### Work to be completed
Scan the listing for "label" and copy out each line that has it.

── Records shown

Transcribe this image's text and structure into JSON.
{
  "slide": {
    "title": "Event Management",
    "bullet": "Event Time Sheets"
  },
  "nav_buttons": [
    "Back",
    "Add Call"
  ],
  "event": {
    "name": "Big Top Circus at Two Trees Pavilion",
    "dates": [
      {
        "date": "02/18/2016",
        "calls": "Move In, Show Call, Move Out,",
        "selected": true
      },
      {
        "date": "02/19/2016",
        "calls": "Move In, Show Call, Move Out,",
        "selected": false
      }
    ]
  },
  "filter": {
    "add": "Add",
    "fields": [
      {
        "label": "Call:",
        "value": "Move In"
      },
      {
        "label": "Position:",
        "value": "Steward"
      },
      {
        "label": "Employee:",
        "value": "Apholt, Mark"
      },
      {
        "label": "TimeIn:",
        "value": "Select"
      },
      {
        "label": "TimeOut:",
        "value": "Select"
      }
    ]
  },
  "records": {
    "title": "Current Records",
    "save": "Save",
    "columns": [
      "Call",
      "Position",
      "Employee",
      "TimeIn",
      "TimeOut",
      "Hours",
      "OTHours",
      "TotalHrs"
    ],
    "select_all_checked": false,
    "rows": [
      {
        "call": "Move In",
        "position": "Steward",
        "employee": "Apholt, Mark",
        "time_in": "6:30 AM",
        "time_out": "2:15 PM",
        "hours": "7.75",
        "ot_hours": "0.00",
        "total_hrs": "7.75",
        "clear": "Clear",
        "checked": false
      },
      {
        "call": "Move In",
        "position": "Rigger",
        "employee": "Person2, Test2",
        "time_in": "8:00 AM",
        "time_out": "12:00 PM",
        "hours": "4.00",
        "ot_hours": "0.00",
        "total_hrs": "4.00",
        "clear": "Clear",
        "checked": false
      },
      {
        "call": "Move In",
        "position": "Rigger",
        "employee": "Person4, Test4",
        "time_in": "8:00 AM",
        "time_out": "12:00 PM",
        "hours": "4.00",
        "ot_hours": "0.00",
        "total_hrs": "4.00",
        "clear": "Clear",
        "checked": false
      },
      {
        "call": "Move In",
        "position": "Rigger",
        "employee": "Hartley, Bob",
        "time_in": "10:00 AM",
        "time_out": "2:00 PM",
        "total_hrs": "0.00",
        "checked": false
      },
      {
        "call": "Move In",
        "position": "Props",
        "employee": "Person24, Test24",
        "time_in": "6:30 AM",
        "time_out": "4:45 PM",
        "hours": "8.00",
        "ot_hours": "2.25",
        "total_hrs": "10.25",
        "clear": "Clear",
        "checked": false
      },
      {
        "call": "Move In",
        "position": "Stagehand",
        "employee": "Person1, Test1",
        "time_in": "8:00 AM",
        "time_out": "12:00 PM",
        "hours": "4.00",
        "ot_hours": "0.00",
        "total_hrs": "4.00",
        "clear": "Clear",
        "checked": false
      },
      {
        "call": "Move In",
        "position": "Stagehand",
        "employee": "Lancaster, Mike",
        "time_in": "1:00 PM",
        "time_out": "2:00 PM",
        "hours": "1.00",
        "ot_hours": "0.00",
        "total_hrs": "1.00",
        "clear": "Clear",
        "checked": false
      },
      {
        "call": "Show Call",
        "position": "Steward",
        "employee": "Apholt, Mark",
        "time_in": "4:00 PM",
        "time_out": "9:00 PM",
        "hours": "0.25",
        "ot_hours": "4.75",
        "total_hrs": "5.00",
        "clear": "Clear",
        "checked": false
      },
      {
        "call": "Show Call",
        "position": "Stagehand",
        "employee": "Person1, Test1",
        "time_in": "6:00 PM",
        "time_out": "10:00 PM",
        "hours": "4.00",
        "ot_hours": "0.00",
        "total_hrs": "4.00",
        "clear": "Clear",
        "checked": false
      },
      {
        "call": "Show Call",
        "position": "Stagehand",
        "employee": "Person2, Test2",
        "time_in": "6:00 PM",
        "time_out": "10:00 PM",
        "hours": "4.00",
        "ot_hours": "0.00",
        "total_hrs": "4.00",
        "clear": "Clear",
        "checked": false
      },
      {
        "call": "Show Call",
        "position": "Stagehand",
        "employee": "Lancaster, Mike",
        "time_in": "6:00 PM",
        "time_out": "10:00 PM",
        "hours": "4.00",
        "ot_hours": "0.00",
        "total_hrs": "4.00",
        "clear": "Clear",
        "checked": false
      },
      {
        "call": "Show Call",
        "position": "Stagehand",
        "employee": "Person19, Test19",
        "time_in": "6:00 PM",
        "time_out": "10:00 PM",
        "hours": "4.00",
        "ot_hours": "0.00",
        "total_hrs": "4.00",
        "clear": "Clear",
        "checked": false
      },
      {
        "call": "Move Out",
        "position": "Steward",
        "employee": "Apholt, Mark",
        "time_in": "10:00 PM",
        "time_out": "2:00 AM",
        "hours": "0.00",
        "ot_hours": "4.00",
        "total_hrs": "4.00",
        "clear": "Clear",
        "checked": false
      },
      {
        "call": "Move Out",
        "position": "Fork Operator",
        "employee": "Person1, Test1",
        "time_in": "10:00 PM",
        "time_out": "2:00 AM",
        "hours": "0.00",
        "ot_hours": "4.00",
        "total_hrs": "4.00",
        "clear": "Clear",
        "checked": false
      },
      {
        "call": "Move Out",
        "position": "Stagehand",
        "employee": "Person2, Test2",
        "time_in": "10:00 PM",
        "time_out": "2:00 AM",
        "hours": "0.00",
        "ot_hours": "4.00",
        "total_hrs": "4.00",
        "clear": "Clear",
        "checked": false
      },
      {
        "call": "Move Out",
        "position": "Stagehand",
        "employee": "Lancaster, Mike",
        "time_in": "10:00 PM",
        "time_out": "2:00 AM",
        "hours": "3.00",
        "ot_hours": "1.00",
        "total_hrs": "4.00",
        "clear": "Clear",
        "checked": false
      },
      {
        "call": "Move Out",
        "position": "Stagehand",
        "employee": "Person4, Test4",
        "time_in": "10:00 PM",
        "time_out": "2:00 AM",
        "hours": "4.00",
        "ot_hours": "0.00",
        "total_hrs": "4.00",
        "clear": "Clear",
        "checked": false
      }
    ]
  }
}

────
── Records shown

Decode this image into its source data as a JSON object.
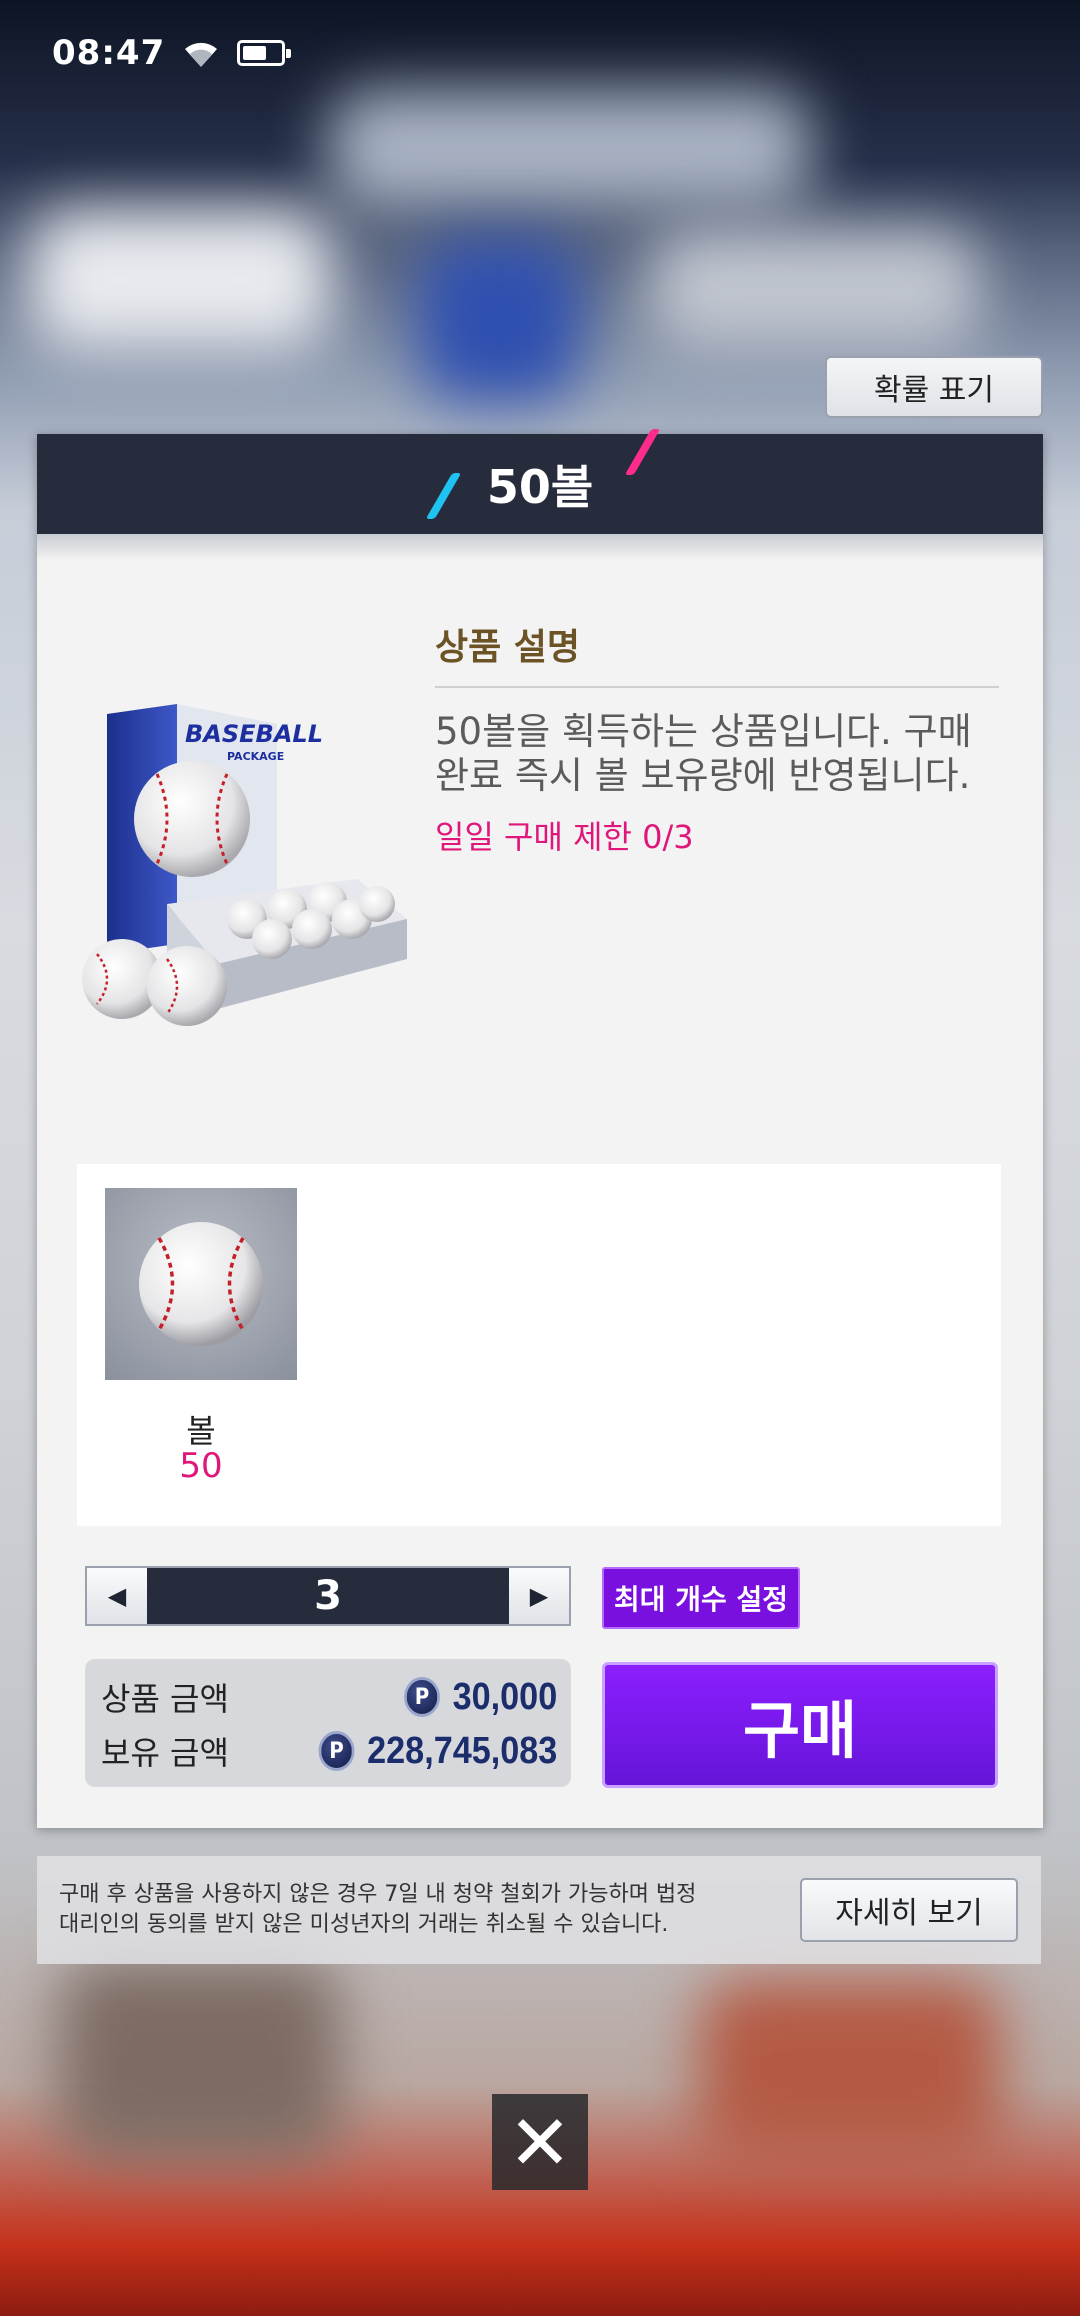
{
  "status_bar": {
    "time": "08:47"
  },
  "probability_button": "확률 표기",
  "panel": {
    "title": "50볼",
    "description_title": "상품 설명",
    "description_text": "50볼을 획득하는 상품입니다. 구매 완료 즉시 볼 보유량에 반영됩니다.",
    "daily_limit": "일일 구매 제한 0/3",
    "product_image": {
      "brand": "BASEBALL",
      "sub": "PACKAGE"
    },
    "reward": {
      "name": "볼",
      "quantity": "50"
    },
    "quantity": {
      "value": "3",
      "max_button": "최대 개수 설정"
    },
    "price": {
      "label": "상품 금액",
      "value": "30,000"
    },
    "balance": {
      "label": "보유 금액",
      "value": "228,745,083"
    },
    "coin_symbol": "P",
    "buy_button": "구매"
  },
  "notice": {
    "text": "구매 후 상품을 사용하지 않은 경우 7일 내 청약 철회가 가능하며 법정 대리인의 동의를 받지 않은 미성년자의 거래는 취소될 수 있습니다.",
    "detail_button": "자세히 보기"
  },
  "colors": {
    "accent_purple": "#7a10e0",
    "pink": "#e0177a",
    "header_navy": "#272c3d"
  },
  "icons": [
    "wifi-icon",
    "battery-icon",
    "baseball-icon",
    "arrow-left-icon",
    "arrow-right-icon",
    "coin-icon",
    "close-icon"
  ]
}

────

### Result
        "label": "Call:",
        "label": "Position:",
        "label": "Employee:",
        "label": "TimeIn:",
        "label": "TimeOut:",
      "label": "상품 금액",
      "label": "보유 금액",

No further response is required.